Originally Posted by droidhacker
BTRFS is (in the early stages of) being written from scratch. NONE of it is proven. This is what will take years.
The ZFS "plumbing" needs to mature, admitted. As you say, you can't dump in code and expect it to just work. But this part is a tiny fraction of the complexity of ZFS itself, such that it seems a single full-time person plus occasional volunteers are getting it done in a reasonable amount of time.
Last edited by Wingfeather; 06-21-2011 at 09:44 AM.
That's bull. There's a lot more than just plumbing.
Originally Posted by Wingfeather
Really? I follow the mailing list and the bug tracker closely and nearly all the traffic there is finding ways to match Solaris behaviour with linux behaviour.
The biggest barrier to ZFS adoption on Linux in particular is that you can't distribute a Linux kernel containing a mix of GPL'ed code and CDDL'ed code.
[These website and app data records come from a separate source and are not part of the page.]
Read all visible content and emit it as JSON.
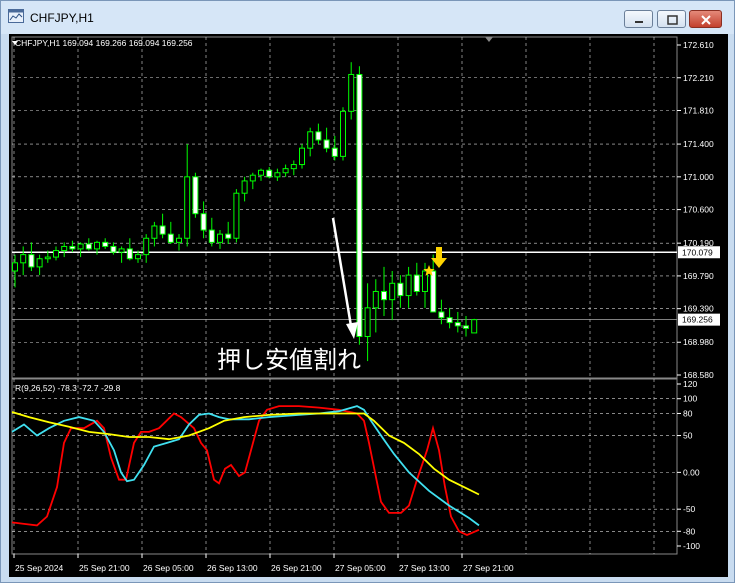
{
  "window": {
    "title": "CHFJPY,H1"
  },
  "chart_header": {
    "symbol_info": "CHFJPY,H1  169.094 169.266 169.094 169.256"
  },
  "price_axis": {
    "ticks": [
      "172.610",
      "172.210",
      "171.810",
      "171.400",
      "171.000",
      "170.600",
      "170.190",
      "169.790",
      "169.390",
      "168.980",
      "168.580"
    ],
    "level_tags": [
      "170.079",
      "169.256"
    ]
  },
  "overlay": {
    "annotation_text": "押し安値割れ"
  },
  "indicator": {
    "header": "R(9,26,52) -78.3 -72.7 -29.8",
    "ticks": [
      "120",
      "100",
      "80",
      "50",
      "0.00",
      "-50",
      "-80",
      "-100"
    ]
  },
  "time_axis": {
    "labels": [
      "25 Sep 2024",
      "25 Sep 21:00",
      "26 Sep 05:00",
      "26 Sep 13:00",
      "26 Sep 21:00",
      "27 Sep 05:00",
      "27 Sep 13:00",
      "27 Sep 21:00"
    ]
  },
  "colors": {
    "background": "#000000",
    "candle": "#00ff00",
    "line_red": "#ff0000",
    "line_cyan": "#40e0f0",
    "line_yellow": "#ffff00",
    "grid": "#ffffff"
  },
  "chart_data": [
    {
      "type": "candlestick",
      "title": "CHFJPY,H1",
      "ylim": [
        168.58,
        172.61
      ],
      "x_labels": [
        "25 Sep 2024",
        "25 Sep 21:00",
        "26 Sep 05:00",
        "26 Sep 13:00",
        "26 Sep 21:00",
        "27 Sep 05:00",
        "27 Sep 13:00",
        "27 Sep 21:00"
      ],
      "ohlc_last": {
        "open": 169.094,
        "high": 169.266,
        "low": 169.094,
        "close": 169.256
      },
      "candles": [
        [
          169.85,
          170.05,
          169.65,
          169.95
        ],
        [
          169.95,
          170.15,
          169.8,
          170.05
        ],
        [
          170.05,
          170.2,
          169.85,
          169.9
        ],
        [
          169.9,
          170.05,
          169.8,
          170.0
        ],
        [
          170.0,
          170.1,
          169.95,
          170.02
        ],
        [
          170.02,
          170.15,
          169.98,
          170.1
        ],
        [
          170.1,
          170.2,
          170.02,
          170.15
        ],
        [
          170.15,
          170.22,
          170.08,
          170.12
        ],
        [
          170.12,
          170.2,
          170.02,
          170.18
        ],
        [
          170.18,
          170.25,
          170.1,
          170.12
        ],
        [
          170.12,
          170.22,
          170.05,
          170.2
        ],
        [
          170.2,
          170.25,
          170.12,
          170.15
        ],
        [
          170.15,
          170.2,
          170.05,
          170.08
        ],
        [
          170.08,
          170.15,
          169.95,
          170.12
        ],
        [
          170.12,
          170.25,
          169.98,
          170.0
        ],
        [
          170.0,
          170.1,
          169.95,
          170.05
        ],
        [
          170.05,
          170.3,
          169.95,
          170.25
        ],
        [
          170.25,
          170.45,
          170.15,
          170.4
        ],
        [
          170.4,
          170.55,
          170.25,
          170.3
        ],
        [
          170.3,
          170.45,
          170.18,
          170.2
        ],
        [
          170.2,
          170.3,
          170.1,
          170.25
        ],
        [
          170.25,
          171.4,
          170.15,
          171.0
        ],
        [
          171.0,
          171.05,
          170.5,
          170.55
        ],
        [
          170.55,
          170.7,
          170.25,
          170.35
        ],
        [
          170.35,
          170.5,
          170.15,
          170.2
        ],
        [
          170.2,
          170.35,
          170.12,
          170.3
        ],
        [
          170.3,
          170.45,
          170.18,
          170.25
        ],
        [
          170.25,
          170.85,
          170.2,
          170.8
        ],
        [
          170.8,
          171.0,
          170.7,
          170.95
        ],
        [
          170.95,
          171.05,
          170.85,
          171.02
        ],
        [
          171.02,
          171.1,
          170.95,
          171.08
        ],
        [
          171.08,
          171.12,
          170.98,
          171.0
        ],
        [
          171.0,
          171.1,
          170.95,
          171.05
        ],
        [
          171.05,
          171.15,
          171.0,
          171.1
        ],
        [
          171.1,
          171.2,
          171.02,
          171.15
        ],
        [
          171.15,
          171.4,
          171.1,
          171.35
        ],
        [
          171.35,
          171.6,
          171.25,
          171.55
        ],
        [
          171.55,
          171.65,
          171.4,
          171.45
        ],
        [
          171.45,
          171.6,
          171.3,
          171.35
        ],
        [
          171.35,
          171.5,
          171.2,
          171.25
        ],
        [
          171.25,
          171.85,
          171.2,
          171.8
        ],
        [
          171.8,
          172.4,
          171.7,
          172.25
        ],
        [
          172.25,
          172.35,
          168.95,
          169.05
        ],
        [
          169.05,
          169.7,
          168.75,
          169.4
        ],
        [
          169.4,
          169.75,
          169.1,
          169.6
        ],
        [
          169.6,
          169.9,
          169.3,
          169.5
        ],
        [
          169.5,
          169.85,
          169.25,
          169.7
        ],
        [
          169.7,
          169.8,
          169.4,
          169.55
        ],
        [
          169.55,
          169.9,
          169.4,
          169.8
        ],
        [
          169.8,
          169.95,
          169.55,
          169.6
        ],
        [
          169.6,
          169.95,
          169.4,
          169.85
        ],
        [
          169.85,
          170.05,
          169.6,
          169.35
        ],
        [
          169.35,
          169.5,
          169.2,
          169.28
        ],
        [
          169.28,
          169.4,
          169.15,
          169.22
        ],
        [
          169.22,
          169.35,
          169.1,
          169.18
        ],
        [
          169.18,
          169.3,
          169.05,
          169.15
        ],
        [
          169.094,
          169.266,
          169.094,
          169.256
        ]
      ]
    },
    {
      "type": "line",
      "title": "R(9,26,52)",
      "ylim": [
        -100,
        120
      ],
      "series": [
        {
          "name": "R(9)",
          "color": "#ff0000",
          "last": -78.3
        },
        {
          "name": "R(26)",
          "color": "#40e0f0",
          "last": -72.7
        },
        {
          "name": "R(52)",
          "color": "#ffff00",
          "last": -29.8
        }
      ]
    }
  ]
}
You can build such a kernel for yourself or for your company, and that's fine, but as soon as you transmit binaries to another party, you've violated the GPL.
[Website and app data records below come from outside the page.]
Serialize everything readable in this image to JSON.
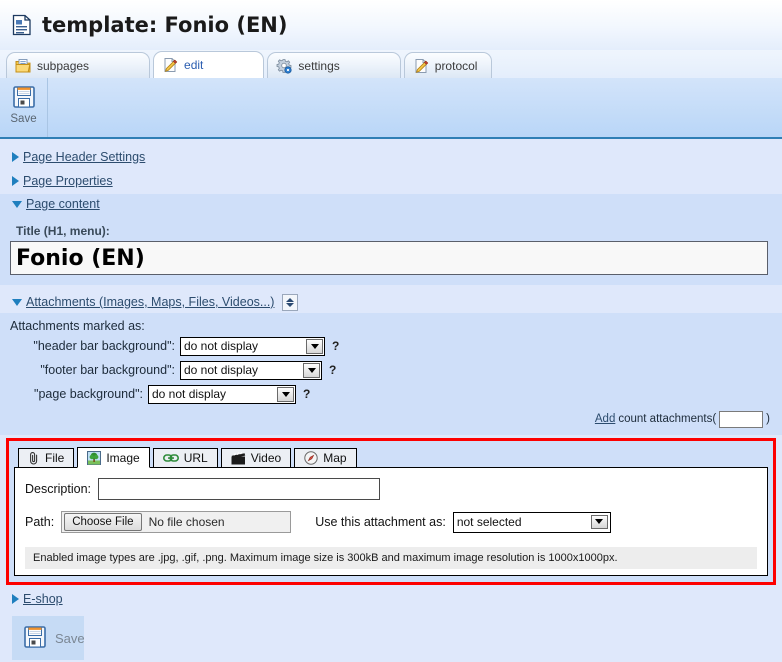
{
  "header": {
    "icon": "document-icon",
    "title": "template: Fonio (EN)"
  },
  "tabs": [
    {
      "label": "subpages",
      "icon": "folder-icon",
      "active": false
    },
    {
      "label": "edit",
      "icon": "pencil-page-icon",
      "active": true
    },
    {
      "label": "settings",
      "icon": "gear-icon",
      "active": false
    },
    {
      "label": "protocol",
      "icon": "pencil-page-icon",
      "active": false
    }
  ],
  "toolbar": {
    "save_label": "Save",
    "save_icon": "floppy-disk-icon"
  },
  "sections": [
    {
      "label": "Page Header Settings",
      "expanded": false
    },
    {
      "label": "Page Properties",
      "expanded": false
    },
    {
      "label": "Page content",
      "expanded": true
    }
  ],
  "page_content": {
    "title_label": "Title (H1, menu):",
    "title_value": "Fonio (EN)"
  },
  "attachments": {
    "header_label": "Attachments (Images, Maps, Files, Videos...)",
    "expanded": true,
    "marked_as_label": "Attachments marked as:",
    "rows": [
      {
        "label": "\"header bar background\":",
        "value": "do not display",
        "help": "?"
      },
      {
        "label": "\"footer bar background\":",
        "value": "do not display",
        "help": "?"
      },
      {
        "label": "\"page background\":",
        "value": "do not display",
        "help": "?"
      }
    ],
    "add_link": "Add",
    "add_text": "count attachments(",
    "add_close": ")",
    "count_value": ""
  },
  "editor": {
    "tabs": [
      {
        "label": "File",
        "icon": "paperclip-icon",
        "active": false
      },
      {
        "label": "Image",
        "icon": "tree-picture-icon",
        "active": true
      },
      {
        "label": "URL",
        "icon": "chain-link-icon",
        "active": false
      },
      {
        "label": "Video",
        "icon": "film-clapper-icon",
        "active": false
      },
      {
        "label": "Map",
        "icon": "compass-icon",
        "active": false
      }
    ],
    "description_label": "Description:",
    "description_value": "",
    "path_label": "Path:",
    "choose_file_label": "Choose File",
    "no_file_label": "No file chosen",
    "use_as_label": "Use this attachment as:",
    "use_as_value": "not selected",
    "hint": "Enabled image types are .jpg, .gif, .png. Maximum image size is 300kB and maximum image resolution is 1000x1000px."
  },
  "footer": {
    "eshop_label": "E-shop",
    "save_label": "Save",
    "save_icon": "floppy-disk-icon"
  },
  "colors": {
    "page_bg": "#dfe8fb",
    "section_bg": "#cfdff9",
    "toolbar_top": "#d3e4fa",
    "toolbar_bottom": "#b9d6f7",
    "toolbar_border": "#2f7fb5",
    "link": "#2c4c6e",
    "active_tab_text": "#2a5db0",
    "red_border": "#fd0000"
  }
}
The BSDs don't have this issue; AFAIK you can chuck CDDL'ed code straight into a BSD kernel. So the fully open-source platform most likely to succeed OpenSolaris as the home of ZFS is actually going to be one of the BSDs; my guess is FreeBSD. A ground-up clean room implementation of ZFS licensed under the GPL2 or MIT/X11 license would be required to get ZFS accepted into the upstream Linux kernel. And until/unless it goes upstream, most of the important Linux distributions that count (as far as user adoption and/or commercial success) will not ship it.
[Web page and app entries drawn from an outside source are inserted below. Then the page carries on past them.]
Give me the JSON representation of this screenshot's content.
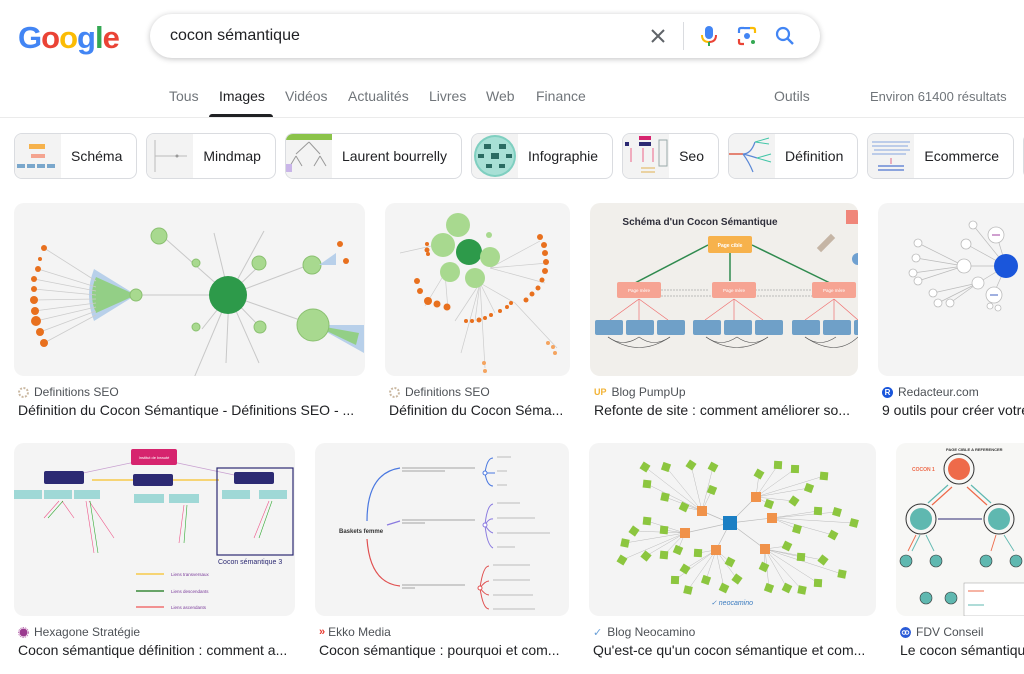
{
  "header": {
    "logo": [
      "G",
      "o",
      "o",
      "g",
      "l",
      "e"
    ],
    "logo_colors": [
      "#4285F4",
      "#EA4335",
      "#FBBC05",
      "#4285F4",
      "#34A853",
      "#EA4335"
    ],
    "search_value": "cocon sémantique",
    "clear_icon": "close-icon",
    "voice_icon": "microphone-icon",
    "lens_icon": "camera-lens-icon",
    "search_icon": "search-icon"
  },
  "tabs": [
    {
      "label": "Tous",
      "active": false
    },
    {
      "label": "Images",
      "active": true
    },
    {
      "label": "Vidéos",
      "active": false
    },
    {
      "label": "Actualités",
      "active": false
    },
    {
      "label": "Livres",
      "active": false
    },
    {
      "label": "Web",
      "active": false
    },
    {
      "label": "Finance",
      "active": false
    }
  ],
  "tools_label": "Outils",
  "results_count": "Environ 61400 résultats",
  "chips": [
    {
      "label": "Schéma"
    },
    {
      "label": "Mindmap"
    },
    {
      "label": "Laurent bourrelly"
    },
    {
      "label": "Infographie"
    },
    {
      "label": "Seo"
    },
    {
      "label": "Définition"
    },
    {
      "label": "Ecommerce"
    }
  ],
  "results": [
    {
      "source": "Definitions SEO",
      "title": "Définition du Cocon Sémantique - Définitions SEO - ...",
      "favicon_color": "#c9b7a0"
    },
    {
      "source": "Definitions SEO",
      "title": "Définition du Cocon Séma...",
      "favicon_color": "#c9b7a0"
    },
    {
      "source": "Blog PumpUp",
      "title": "Refonte de site : comment améliorer so...",
      "favicon_color": "#f2b233",
      "favicon_text": "UP"
    },
    {
      "source": "Redacteur.com",
      "title": "9 outils pour créer votre",
      "favicon_color": "#1a56db",
      "favicon_text": "R"
    },
    {
      "source": "Hexagone Stratégie",
      "title": "Cocon sémantique définition : comment a...",
      "favicon_color": "#9b3a8f"
    },
    {
      "source": "Ekko Media",
      "title": "Cocon sémantique : pourquoi et com...",
      "favicon_color": "#e8392e",
      "favicon_text": "»"
    },
    {
      "source": "Blog Neocamino",
      "title": "Qu'est-ce qu'un cocon sémantique et com...",
      "favicon_color": "#6aa0d8",
      "favicon_text": "✓"
    },
    {
      "source": "FDV Conseil",
      "title": "Le cocon sémantique",
      "favicon_color": "#2a5bd7"
    }
  ],
  "thumb_text": {
    "pumpup_title": "Schéma d'un Cocon Sémantique",
    "pumpup_target": "Page cible",
    "pumpup_mother": "Page mère",
    "hexagone_root": "Institut de beauté",
    "hexagone_caption": "Cocon sémantique 3",
    "hexagone_legend": [
      "Liens transversaux",
      "Liens descendants",
      "Liens ascendants"
    ],
    "ekko_root": "Baskets femme",
    "neocamino_brand": "neocamino",
    "fdv_title": "PAGE CIBLE A REFERENCER",
    "fdv_cocon": "COCON 1"
  }
}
The most likely place for ZFS to see any adoption at all on Linux is with Gentoo. If I understand the legal contracts we call licenses (IANAL), the distribution method of Gentoo uses (or abuses) a convenient loophole in the GPL. Essentially, the CDDL'ed ZFS code can be shipped in alongside GPL'ed Linux code without any legal conflict, as long as CDDL'ed ZFS binaries aren't shipped as a derivative work of GPL'ed Linux binaries. So I think the Gentoo project would be within its rights to distribute a ZFS module ebuild.
Still, Gentoo is an enthusiast distro; it definitely does not represent any sort of majority of users. Right now that majority would be RHEL, Ubuntu, Fedora, and OpenSUSE.
Maybe those are just the first steps to make it fully working on Linux (by fully I mean features)? Maybe then it will have to match the performance and stability compared to ZFS on solaris?
Originally Posted by Wingfeather
I think so, yes. At this point, it really is about making things work correctly. I've no idea how much work there is to do in performance tuning. Probably loads. Brian does say that none has been done at this point - all efforts are very much on hooking things up properly. That said, performance isn't that bad.
Originally Posted by kraftman
As for stability, with luck, the linux-specific parts of the code will hopefully mature quite quickly. From reading the list, it appears that the relevant differences between Linux and Solaris' kernel are becoming quite well understood, so hopefully the number of Gotcha's will start decreasing.